Try it = Across the following data, how many lines include the string "time"? Reply with the number and nothing more.
::::::
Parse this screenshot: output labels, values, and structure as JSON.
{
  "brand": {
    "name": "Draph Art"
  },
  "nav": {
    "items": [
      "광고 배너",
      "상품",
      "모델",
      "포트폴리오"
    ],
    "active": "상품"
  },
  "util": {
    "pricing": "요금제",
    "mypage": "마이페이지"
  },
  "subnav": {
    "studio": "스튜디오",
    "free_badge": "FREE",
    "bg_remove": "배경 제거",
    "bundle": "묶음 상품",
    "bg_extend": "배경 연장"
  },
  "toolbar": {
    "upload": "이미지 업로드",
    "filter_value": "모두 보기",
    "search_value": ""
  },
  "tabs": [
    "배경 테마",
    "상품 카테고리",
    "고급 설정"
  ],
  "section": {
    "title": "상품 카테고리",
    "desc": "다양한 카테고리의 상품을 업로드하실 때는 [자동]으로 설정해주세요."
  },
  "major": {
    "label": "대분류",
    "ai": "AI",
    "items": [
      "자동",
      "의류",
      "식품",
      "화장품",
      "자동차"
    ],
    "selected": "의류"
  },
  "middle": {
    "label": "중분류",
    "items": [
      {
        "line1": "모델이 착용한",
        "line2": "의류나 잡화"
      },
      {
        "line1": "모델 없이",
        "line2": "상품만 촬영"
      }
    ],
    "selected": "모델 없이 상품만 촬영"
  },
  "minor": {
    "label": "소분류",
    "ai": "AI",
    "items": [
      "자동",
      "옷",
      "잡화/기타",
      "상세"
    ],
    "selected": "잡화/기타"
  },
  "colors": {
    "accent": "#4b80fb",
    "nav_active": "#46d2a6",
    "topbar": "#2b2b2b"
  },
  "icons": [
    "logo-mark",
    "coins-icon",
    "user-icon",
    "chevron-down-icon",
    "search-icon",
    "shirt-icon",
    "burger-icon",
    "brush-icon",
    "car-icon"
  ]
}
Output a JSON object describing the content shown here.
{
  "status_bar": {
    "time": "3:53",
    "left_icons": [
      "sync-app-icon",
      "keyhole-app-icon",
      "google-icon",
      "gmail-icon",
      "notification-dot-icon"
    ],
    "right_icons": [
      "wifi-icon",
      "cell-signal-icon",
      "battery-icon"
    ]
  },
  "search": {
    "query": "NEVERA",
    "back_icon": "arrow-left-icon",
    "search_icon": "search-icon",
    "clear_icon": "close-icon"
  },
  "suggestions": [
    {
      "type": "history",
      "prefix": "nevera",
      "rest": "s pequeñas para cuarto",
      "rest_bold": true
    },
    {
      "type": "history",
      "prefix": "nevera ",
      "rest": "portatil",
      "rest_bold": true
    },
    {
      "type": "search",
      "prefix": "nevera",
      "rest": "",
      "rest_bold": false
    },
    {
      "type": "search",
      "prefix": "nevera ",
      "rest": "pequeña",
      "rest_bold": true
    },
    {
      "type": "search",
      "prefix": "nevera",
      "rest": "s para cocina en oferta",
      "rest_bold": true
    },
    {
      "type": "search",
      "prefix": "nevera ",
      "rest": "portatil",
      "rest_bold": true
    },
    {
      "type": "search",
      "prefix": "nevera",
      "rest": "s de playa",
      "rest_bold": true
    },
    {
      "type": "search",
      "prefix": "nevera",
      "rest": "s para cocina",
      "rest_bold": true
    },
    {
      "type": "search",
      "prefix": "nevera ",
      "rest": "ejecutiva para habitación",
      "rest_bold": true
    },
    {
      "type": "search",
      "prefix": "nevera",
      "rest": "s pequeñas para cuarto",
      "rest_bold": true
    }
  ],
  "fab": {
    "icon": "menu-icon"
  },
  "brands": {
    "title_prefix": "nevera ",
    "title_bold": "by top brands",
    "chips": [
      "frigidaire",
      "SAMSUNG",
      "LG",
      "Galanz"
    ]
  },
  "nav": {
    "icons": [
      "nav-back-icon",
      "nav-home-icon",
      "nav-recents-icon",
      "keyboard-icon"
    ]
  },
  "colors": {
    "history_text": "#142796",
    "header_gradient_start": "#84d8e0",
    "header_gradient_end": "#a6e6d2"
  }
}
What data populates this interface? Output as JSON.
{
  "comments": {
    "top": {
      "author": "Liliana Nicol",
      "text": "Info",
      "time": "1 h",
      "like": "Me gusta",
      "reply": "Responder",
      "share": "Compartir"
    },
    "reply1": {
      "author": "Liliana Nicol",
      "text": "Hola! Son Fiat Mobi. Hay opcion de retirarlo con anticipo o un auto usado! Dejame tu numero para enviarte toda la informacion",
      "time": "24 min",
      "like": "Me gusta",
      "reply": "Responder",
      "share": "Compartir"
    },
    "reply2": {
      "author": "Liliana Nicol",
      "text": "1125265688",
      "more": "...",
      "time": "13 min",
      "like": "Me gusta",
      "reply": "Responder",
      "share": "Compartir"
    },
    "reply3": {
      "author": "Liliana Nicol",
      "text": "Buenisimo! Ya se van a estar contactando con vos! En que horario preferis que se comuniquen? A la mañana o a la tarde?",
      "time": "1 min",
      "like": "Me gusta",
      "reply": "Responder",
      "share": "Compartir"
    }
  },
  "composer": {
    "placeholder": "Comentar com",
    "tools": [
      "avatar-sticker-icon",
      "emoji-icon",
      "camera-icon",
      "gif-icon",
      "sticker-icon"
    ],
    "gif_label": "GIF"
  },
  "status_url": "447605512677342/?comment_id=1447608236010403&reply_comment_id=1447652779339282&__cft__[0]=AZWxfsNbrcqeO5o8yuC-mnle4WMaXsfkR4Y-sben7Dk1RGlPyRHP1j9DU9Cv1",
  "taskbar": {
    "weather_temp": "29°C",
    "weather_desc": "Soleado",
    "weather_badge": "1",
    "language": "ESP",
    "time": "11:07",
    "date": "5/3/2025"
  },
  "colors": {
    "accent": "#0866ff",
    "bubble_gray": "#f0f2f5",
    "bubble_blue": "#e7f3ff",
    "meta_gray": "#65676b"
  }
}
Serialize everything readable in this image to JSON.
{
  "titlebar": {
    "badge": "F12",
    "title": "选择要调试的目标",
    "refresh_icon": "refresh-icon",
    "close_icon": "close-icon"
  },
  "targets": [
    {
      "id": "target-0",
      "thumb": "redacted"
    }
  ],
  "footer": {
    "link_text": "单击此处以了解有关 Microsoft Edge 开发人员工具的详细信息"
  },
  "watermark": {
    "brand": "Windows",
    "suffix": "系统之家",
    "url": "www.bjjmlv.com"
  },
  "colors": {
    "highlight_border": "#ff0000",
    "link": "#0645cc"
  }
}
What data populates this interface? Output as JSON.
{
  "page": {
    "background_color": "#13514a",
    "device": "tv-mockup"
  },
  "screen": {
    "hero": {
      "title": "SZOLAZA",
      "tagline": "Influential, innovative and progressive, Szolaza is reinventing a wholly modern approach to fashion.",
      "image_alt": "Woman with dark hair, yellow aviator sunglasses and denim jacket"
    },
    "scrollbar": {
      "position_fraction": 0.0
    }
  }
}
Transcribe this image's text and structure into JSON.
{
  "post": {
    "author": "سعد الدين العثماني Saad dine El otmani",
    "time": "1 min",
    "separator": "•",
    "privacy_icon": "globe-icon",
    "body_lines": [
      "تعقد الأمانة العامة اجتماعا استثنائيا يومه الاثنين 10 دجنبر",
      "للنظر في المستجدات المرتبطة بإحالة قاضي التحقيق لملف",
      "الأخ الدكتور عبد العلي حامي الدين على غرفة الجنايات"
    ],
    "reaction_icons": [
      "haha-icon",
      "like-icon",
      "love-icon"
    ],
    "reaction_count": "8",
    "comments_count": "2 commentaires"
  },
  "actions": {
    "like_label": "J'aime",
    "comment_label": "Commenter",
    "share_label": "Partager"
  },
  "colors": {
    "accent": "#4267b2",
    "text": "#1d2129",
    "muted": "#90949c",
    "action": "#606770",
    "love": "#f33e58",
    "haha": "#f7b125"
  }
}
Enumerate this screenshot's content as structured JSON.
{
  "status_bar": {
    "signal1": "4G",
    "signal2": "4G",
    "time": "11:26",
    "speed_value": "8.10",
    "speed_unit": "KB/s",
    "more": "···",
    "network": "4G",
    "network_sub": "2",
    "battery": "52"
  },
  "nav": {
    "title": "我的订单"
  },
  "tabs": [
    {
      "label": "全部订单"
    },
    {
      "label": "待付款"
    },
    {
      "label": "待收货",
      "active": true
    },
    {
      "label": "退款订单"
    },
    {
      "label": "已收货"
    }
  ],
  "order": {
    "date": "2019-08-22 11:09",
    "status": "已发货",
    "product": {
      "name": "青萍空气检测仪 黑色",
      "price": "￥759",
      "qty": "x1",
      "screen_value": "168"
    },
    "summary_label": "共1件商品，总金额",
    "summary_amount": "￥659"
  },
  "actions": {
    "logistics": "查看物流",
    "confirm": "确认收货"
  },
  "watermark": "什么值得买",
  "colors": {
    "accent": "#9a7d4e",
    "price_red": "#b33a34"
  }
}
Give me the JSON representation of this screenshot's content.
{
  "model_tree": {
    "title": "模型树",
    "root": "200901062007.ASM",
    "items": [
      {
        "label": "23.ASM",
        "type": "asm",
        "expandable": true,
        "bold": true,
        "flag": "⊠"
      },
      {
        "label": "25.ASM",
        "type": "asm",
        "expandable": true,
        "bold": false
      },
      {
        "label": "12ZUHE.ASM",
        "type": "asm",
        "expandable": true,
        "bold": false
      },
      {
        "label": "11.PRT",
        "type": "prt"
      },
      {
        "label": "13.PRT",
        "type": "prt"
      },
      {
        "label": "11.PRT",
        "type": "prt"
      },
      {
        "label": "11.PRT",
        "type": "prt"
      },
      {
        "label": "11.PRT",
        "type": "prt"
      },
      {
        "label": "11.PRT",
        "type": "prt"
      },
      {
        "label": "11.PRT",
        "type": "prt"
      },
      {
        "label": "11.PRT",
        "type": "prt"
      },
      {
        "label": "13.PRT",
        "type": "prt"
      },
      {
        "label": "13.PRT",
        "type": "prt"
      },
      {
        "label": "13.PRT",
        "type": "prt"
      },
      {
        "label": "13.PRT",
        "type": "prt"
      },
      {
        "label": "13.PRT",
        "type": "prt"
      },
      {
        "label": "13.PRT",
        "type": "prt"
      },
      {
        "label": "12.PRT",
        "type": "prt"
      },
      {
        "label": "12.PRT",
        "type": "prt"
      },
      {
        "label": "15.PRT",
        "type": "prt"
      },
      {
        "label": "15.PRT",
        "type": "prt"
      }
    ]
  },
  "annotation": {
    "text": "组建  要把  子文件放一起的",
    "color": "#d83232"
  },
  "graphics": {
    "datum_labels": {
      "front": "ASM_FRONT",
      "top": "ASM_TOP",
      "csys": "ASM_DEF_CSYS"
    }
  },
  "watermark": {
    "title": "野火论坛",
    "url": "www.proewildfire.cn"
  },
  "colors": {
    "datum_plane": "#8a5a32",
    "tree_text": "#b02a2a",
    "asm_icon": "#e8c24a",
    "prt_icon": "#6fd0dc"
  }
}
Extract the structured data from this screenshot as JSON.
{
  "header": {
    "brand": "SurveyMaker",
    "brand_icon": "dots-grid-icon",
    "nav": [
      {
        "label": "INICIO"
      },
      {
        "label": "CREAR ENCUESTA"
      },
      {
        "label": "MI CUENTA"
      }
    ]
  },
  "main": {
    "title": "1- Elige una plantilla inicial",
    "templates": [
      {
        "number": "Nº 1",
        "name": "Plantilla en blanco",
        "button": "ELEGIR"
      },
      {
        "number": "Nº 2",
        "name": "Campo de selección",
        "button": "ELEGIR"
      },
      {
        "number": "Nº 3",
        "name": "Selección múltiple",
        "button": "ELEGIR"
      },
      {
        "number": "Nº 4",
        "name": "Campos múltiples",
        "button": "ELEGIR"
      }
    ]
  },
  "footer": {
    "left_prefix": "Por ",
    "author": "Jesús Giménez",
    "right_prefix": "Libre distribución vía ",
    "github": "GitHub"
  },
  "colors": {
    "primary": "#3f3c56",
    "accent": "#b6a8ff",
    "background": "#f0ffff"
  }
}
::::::
Solution to the exercise = 8